● **EXERCISE GOAL**
Go through the listing below and gather every line with the word "label".

● **RECORDS PROVIDED**

=== Begin Enclosure ===

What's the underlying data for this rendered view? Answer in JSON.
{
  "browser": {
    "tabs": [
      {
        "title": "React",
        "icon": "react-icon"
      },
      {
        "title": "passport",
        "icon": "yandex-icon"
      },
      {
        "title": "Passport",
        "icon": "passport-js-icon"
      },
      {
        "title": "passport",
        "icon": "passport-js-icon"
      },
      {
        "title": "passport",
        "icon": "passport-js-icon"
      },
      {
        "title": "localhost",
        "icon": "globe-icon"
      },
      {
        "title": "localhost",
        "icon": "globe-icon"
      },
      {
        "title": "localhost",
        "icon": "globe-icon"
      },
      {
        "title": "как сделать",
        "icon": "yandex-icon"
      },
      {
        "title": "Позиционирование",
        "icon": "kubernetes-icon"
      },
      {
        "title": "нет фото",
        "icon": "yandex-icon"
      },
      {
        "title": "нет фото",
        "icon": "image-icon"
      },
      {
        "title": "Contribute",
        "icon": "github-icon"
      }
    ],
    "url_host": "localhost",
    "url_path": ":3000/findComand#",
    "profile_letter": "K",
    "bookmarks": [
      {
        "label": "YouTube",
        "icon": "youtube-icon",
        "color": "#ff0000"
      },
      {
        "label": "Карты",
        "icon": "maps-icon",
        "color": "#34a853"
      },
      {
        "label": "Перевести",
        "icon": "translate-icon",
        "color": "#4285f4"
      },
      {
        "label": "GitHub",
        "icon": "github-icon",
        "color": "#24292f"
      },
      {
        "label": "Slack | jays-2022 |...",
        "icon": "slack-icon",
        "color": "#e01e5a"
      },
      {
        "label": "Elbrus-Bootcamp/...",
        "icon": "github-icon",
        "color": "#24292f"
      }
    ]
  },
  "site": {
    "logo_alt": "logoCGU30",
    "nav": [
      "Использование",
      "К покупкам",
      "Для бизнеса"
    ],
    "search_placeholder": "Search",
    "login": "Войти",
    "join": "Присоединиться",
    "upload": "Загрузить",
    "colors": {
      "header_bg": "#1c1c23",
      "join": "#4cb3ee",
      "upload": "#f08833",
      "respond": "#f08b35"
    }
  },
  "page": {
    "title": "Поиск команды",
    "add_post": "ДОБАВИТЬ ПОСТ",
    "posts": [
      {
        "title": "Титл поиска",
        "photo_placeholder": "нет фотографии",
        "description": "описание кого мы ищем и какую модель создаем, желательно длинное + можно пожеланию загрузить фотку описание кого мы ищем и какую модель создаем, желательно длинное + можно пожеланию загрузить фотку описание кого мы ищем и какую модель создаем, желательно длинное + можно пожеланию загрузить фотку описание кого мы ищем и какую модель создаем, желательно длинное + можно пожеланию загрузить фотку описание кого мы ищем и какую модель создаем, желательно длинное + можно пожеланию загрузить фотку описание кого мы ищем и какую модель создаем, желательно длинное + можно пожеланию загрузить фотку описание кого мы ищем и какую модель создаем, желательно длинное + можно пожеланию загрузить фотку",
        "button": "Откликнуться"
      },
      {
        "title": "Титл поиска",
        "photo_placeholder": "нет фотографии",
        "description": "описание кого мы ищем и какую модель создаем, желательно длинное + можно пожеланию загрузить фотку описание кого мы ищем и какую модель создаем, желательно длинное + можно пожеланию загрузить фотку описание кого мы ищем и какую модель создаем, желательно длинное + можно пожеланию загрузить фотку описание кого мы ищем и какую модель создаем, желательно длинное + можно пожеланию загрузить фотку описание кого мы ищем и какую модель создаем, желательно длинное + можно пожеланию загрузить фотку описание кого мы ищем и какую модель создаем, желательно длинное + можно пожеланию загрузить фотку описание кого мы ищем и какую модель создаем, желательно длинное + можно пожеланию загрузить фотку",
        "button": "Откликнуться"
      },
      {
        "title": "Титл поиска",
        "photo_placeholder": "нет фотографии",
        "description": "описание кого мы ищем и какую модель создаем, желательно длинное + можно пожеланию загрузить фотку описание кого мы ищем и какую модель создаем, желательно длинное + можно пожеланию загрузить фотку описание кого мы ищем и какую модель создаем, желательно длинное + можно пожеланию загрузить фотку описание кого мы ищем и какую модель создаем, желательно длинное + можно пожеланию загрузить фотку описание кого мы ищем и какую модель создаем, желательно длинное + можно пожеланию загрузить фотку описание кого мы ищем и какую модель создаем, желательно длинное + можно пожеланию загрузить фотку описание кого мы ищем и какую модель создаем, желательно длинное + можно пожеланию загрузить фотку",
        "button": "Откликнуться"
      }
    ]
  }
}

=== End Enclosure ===

● **SOLUTION TO THIS TASK**
        "label": "YouTube",
        "label": "Карты",
        "label": "Перевести",
        "label": "GitHub",
        "label": "Slack | jays-2022 |...",
        "label": "Elbrus-Bootcamp/...",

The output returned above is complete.